Privately held J. Crew, an affiliate of Chinos Holdings Inc., on May 4 filed for Chapter 11 bankruptcy protection in the U.S. after struggling with a growing pile of debt in recent years. The apparel retailer said it reached a deal with its lenders to convert about $1.65 billion of debt into equity. It also secured $400 million in debtor-in-possession financing and committed exit financing provided by its existing lenders.
John Varvatos Enterprises Inc., which sells fashion products for men, filed a voluntary petition for reorganization under Chapter 11 on May 6. The company listed assets of $10 million to $50 million and liabilities of $100 million to $500 million.
Other retailers that filed for Chapter 11 bankruptcy protection during the period include J.Hilburn Inc. and Rubie's Costume Co. Inc. Clothes importer CD II Fashions LLC and N B L Textiles Inc. had involuntary petitions filed against them. RTS USA Corp. filed a voluntary petition for liquidation under Chapter 7 on April 29.
The retail sector lost 2.1 million jobs in April, a 13.48% month-on-month decline to 13.5 million, according to a monthly report from the U.S. Bureau of Labor Statistics.
Clothing and clothing accessories stores led the decline with a loss of 739,600 jobs, a 58.25% drop.
Jobs at furniture and home furnishings retailers declined by 209,000, or 45.24%, to 253,000 for the month.
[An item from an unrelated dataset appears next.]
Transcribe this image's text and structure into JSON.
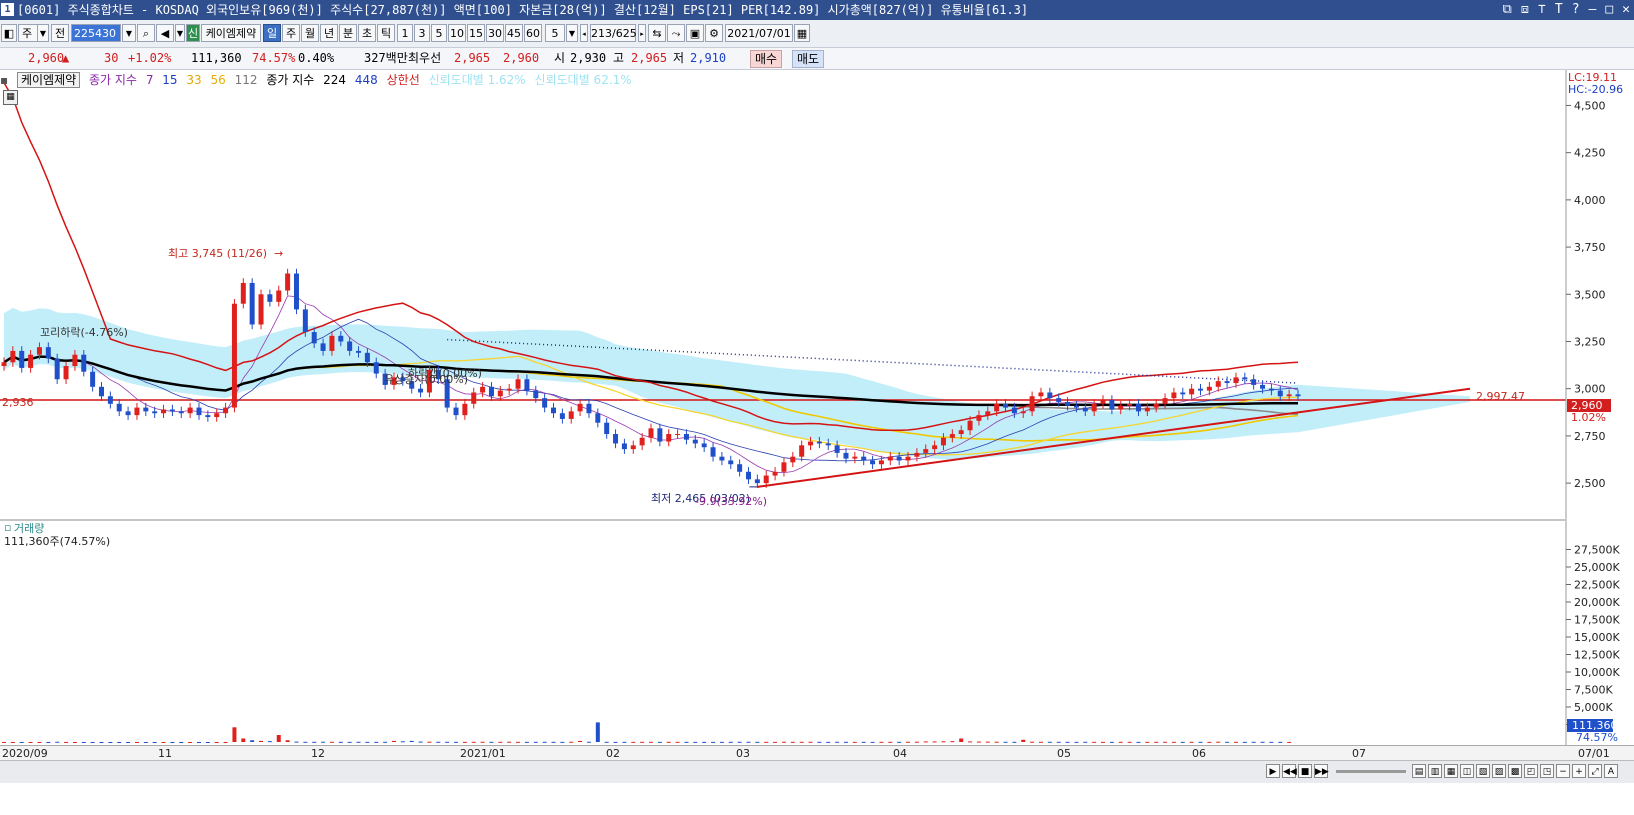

Sporting goods, hobby, books and music stores lost 184,900 jobs, down 34.5%, to 351,000 jobs.
Employment at miscellaneous store retailers declined by 264,200 jobs, while vehicle and parts dealers shed 344,700 jobs during April.
In May, Market Intelligence identified 15 public retailers for its vulnerability list, which now includes companies with a primary industry classification of retailing, household and personal products, or consumer durables and apparel, and secondary classification of retailing.
The one-year probability-of-default score among these companies ranged from 31.2% to 12.6%, and their corresponding implied credit scores were "ccc-" to "ccc+."
Merion Inc., which provides health supplements and personal care products, topped the list with a probability of default of 31.2%, followed by precious metals retailer Sunstock Inc. with a score of 27.6%.
S&P Global's Fundamental Probability of Default Model provides a fundamentals-based view of credit risk for corporations by assessing both business risk — including country risk, industry risk, macroeconomic risk, company competitiveness and company management — as well as financial risk, such as liquidity, profitability, efficiency, debt service capacity and leverage. For a more thorough review of the model, see the PD Model Fundamentals - Public Corporates white paper.